> [Work to be completed]
The entries below need to be written out exactly, with no pictures included.

Dataset rows describing interfaces:
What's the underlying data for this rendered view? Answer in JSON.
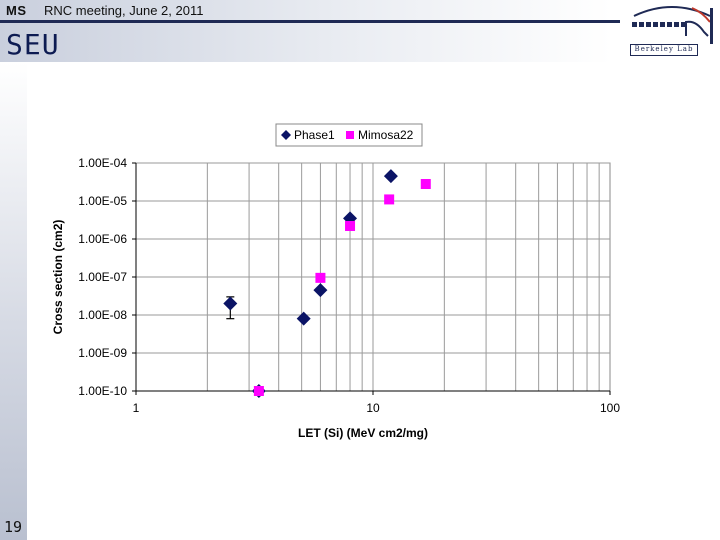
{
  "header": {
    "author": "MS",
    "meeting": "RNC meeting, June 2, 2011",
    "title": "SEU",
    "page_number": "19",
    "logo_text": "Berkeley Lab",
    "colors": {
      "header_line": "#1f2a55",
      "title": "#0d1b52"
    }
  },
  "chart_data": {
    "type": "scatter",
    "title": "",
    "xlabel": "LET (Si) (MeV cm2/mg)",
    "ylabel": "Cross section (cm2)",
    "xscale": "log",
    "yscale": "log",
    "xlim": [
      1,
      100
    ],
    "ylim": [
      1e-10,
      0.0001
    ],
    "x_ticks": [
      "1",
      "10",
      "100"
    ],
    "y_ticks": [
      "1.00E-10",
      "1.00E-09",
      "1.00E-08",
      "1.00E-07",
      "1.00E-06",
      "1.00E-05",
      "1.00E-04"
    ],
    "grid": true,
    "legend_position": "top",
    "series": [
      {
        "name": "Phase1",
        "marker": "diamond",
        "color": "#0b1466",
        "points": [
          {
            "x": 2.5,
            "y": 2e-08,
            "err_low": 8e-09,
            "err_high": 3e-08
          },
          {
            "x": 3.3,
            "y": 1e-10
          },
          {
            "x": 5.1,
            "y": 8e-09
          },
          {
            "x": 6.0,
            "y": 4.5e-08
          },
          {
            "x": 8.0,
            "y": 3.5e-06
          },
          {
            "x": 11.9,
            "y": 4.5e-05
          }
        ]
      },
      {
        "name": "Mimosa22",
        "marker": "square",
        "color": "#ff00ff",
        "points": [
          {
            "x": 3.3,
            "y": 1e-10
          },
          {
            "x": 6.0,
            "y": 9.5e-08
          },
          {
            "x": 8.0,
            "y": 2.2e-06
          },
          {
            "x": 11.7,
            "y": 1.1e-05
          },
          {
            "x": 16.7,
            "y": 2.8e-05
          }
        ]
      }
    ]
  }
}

> [Result]
What's the underlying data for this rendered view? Answer in JSON.
{
  "header": {
    "author": "MS",
    "meeting": "RNC meeting, June 2, 2011",
    "title": "SEU",
    "page_number": "19",
    "logo_text": "Berkeley Lab",
    "colors": {
      "header_line": "#1f2a55",
      "title": "#0d1b52"
    }
  },
  "chart_data": {
    "type": "scatter",
    "title": "",
    "xlabel": "LET (Si) (MeV cm2/mg)",
    "ylabel": "Cross section (cm2)",
    "xscale": "log",
    "yscale": "log",
    "xlim": [
      1,
      100
    ],
    "ylim": [
      1e-10,
      0.0001
    ],
    "x_ticks": [
      "1",
      "10",
      "100"
    ],
    "y_ticks": [
      "1.00E-10",
      "1.00E-09",
      "1.00E-08",
      "1.00E-07",
      "1.00E-06",
      "1.00E-05",
      "1.00E-04"
    ],
    "grid": true,
    "legend_position": "top",
    "series": [
      {
        "name": "Phase1",
        "marker": "diamond",
        "color": "#0b1466",
        "points": [
          {
            "x": 2.5,
            "y": 2e-08,
            "err_low": 8e-09,
            "err_high": 3e-08
          },
          {
            "x": 3.3,
            "y": 1e-10
          },
          {
            "x": 5.1,
            "y": 8e-09
          },
          {
            "x": 6.0,
            "y": 4.5e-08
          },
          {
            "x": 8.0,
            "y": 3.5e-06
          },
          {
            "x": 11.9,
            "y": 4.5e-05
          }
        ]
      },
      {
        "name": "Mimosa22",
        "marker": "square",
        "color": "#ff00ff",
        "points": [
          {
            "x": 3.3,
            "y": 1e-10
          },
          {
            "x": 6.0,
            "y": 9.5e-08
          },
          {
            "x": 8.0,
            "y": 2.2e-06
          },
          {
            "x": 11.7,
            "y": 1.1e-05
          },
          {
            "x": 16.7,
            "y": 2.8e-05
          }
        ]
      }
    ]
  }
}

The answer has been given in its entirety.